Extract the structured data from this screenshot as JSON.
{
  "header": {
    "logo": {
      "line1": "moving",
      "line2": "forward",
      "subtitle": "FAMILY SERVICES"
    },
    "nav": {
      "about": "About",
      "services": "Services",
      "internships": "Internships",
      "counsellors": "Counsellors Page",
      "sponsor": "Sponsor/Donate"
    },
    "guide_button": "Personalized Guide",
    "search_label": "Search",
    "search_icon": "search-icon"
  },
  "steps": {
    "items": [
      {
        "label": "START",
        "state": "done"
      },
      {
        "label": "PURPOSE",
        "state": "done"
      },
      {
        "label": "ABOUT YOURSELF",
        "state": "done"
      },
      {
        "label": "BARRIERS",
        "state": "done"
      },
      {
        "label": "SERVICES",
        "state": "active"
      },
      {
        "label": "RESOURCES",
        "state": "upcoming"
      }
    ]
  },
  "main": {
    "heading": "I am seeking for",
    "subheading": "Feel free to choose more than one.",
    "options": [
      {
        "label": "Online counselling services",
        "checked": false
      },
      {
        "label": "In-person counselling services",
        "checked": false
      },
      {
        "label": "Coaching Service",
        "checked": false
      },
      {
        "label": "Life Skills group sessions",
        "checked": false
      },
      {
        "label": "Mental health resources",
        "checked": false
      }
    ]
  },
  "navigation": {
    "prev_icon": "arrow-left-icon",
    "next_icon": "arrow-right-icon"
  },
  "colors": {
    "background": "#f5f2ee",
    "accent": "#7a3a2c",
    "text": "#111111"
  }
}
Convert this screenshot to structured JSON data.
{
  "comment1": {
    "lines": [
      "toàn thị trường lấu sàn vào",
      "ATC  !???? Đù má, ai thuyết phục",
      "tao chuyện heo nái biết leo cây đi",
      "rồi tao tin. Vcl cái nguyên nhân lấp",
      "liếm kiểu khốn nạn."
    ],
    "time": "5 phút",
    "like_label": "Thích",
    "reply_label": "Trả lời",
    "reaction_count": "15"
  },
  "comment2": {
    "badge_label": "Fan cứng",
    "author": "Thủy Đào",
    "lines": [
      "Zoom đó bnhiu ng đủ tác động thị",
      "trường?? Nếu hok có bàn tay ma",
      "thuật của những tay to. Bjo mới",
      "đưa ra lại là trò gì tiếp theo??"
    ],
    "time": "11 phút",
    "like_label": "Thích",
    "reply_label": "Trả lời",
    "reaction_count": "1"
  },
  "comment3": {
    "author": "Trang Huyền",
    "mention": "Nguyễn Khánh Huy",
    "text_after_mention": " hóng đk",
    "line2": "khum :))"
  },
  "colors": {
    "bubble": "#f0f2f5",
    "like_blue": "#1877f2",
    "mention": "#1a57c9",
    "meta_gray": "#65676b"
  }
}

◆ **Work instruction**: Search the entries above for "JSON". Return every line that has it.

◆ **Task response**:
Extract the structured data from this screenshot as JSON.
Convert this screenshot to structured JSON data.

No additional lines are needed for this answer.